Standard buffers for piping plovers would be reduced from 75 meters to 50 meters for courtship nesting, and abandoned nests and from 1,000 meters to 200 meters on each side of the brood for the first week and 100 meters after that. These buffers, CHAPA said, are based on the U.S. Fish and Wildlife Service’s 1996 Piping Plover Recovery Plan.
Additional NPS staff members should be used if required to monitor the movement of unfledged piping plover chicks to enable the smaller buffers.
Pedestrians and vehicles should not be prohibited in pre-nesting closures for oystercatchers and colonial waterbirds.
All pre-nesting closures should be removed no later than July 31.
In all cases, if buffers close pedestrian or vehicle access, the park should look first to a bypass, separated from the resource by natural or manmade barriers, such as dunes. If a bypass is not available, the park should consider a corridor around or through the closure.
If neither a bypass or corridor is possible, the park should consider modified, lesser buffer distances. If the buffer cannot be modified, the superintendent should have the discretion to reduce the buffer to a minimum on a case-by-case basis.
The duration of resource closures would be reduced from two weeks to one week if a nest is abandoned.
All buffers are to be removed immediately after chicks fledge.
Sea turtle nest buffers would be about the same as they currently are under park resource policies. Hatch-window buffers would be reduced and more emphasis would be placed on bypasses and corridors around nests in the hatch window.
If no temporary bypass or alternate route is available during the hatch window, the nest would be relocated.
The recommendations also call for solid light-impermeable fencing extending to the high tide line during the period of Sept. 15-Nov. 15 when night driving is permitted on ORV routes with no turtle nests. The purpose of the fencing would be to protect hatchlings from disturbance from headlights of vehicles in ORV routes. This would stop situations such as the one that arose last fall when the ORV route from Ramp 44 to Cape Point was closed from Oct. 6 until Nov. 25 because of possible light disturbance to a nest that was adjacent — to but not in — the ORV route.
Hallac has said that the seashore’s recommendations for complying with the new legislation will be made public in mid- to late April and will be followed by five public meetings.

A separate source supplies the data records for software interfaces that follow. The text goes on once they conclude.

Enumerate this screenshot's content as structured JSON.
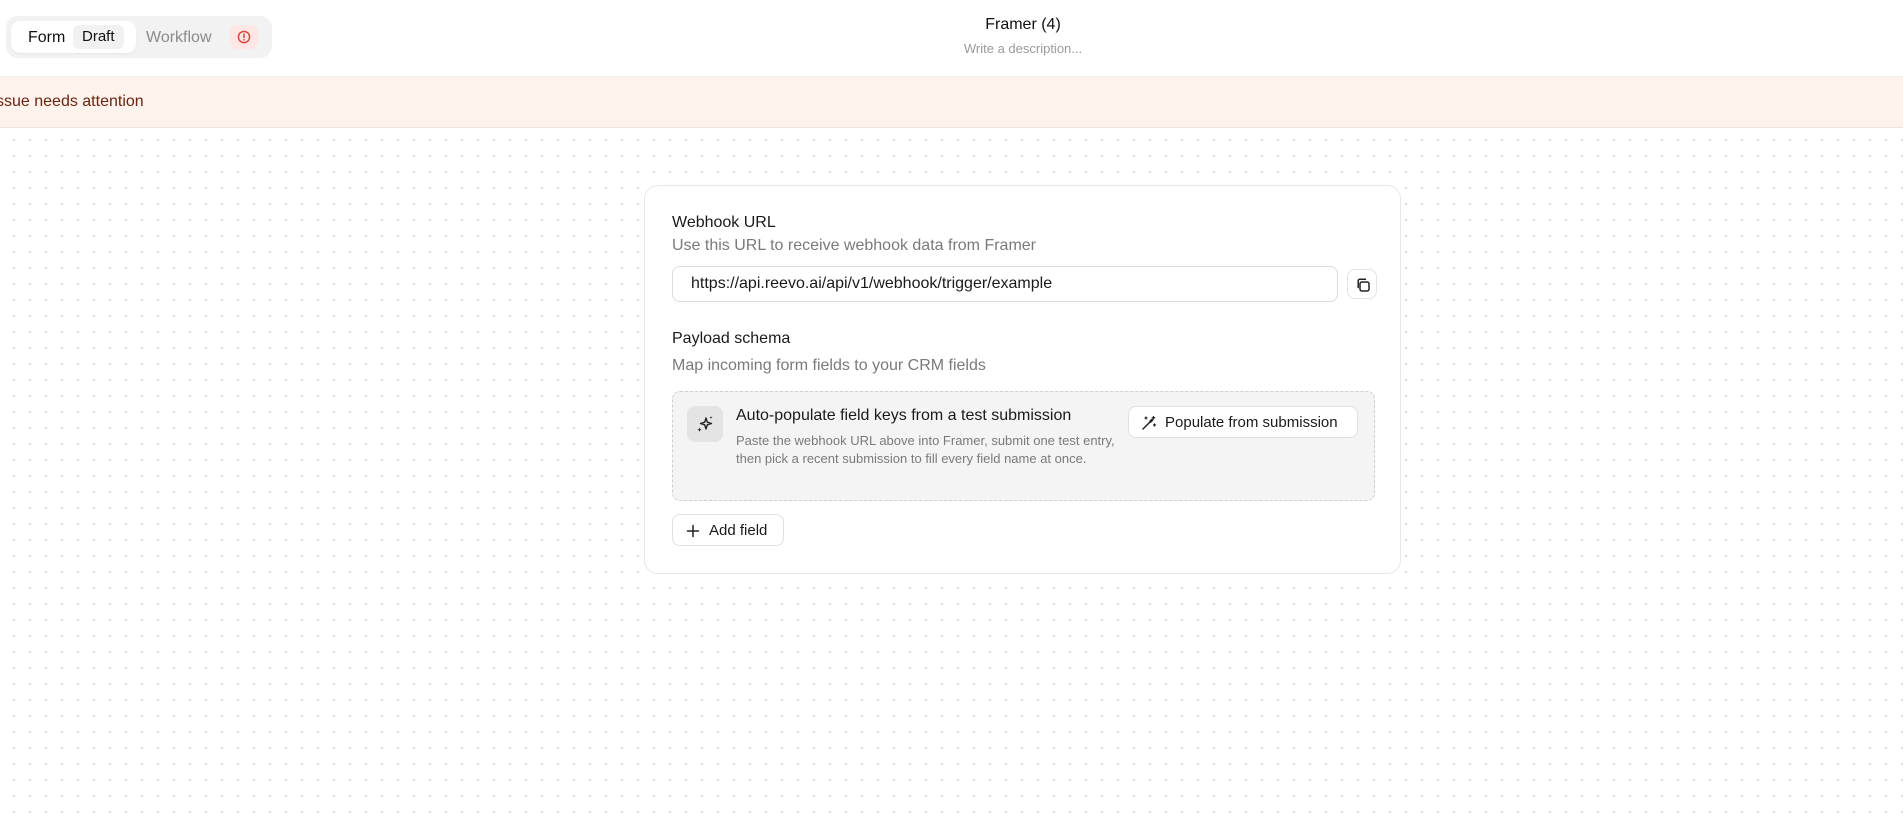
{
  "header": {
    "tabs": {
      "form_label": "Form",
      "draft_badge": "Draft",
      "workflow_label": "Workflow"
    },
    "title": "Framer (4)",
    "description_placeholder": "Write a description..."
  },
  "banner": {
    "text": "ssue needs attention"
  },
  "webhook": {
    "title": "Webhook URL",
    "subtitle": "Use this URL to receive webhook data from Framer",
    "url": "https://api.reevo.ai/api/v1/webhook/trigger/example"
  },
  "payload": {
    "title": "Payload schema",
    "subtitle": "Map incoming form fields to your CRM fields",
    "autopopulate": {
      "title": "Auto-populate field keys from a test submission",
      "description": "Paste the webhook URL above into Framer, submit one test entry, then pick a recent submission to fill every field name at once.",
      "button_label": "Populate from submission"
    },
    "add_field_label": "Add field"
  },
  "icons": {
    "workflow_alert": "alert-circle-icon",
    "copy": "copy-icon",
    "sparkle": "sparkles-icon",
    "populate": "magic-wand-icon",
    "add": "plus-icon"
  },
  "colors": {
    "banner_bg": "#fdf3ec",
    "banner_text": "#6a2412",
    "alert_red": "#d9423a"
  }
}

Seashore staff members have been meeting for several months to collect and evaluate peer-reviewed science on buffers, which Hallac says will also be made public. The Park Service has also included the state Wildlife Resources Commission and Fish and Wildlife in its discussions.
The Department of Interior must report back to Congress on what it proposes to do about modifying buffers and providing corridors and bypasses by mid-June.
It is possible that some, but not all, of the seashore’s recommendations could be implemented during the current nesting season.
The Park Service has until the end of the year to comply with the other parts of the legislation. Hallac says that staff members will turn its attention to them when the first part on buffers is completed.
FOR MORE INFORMATION
Click here to see the all of the documents on buffers and corridors that CHAPA sent to the Park Service.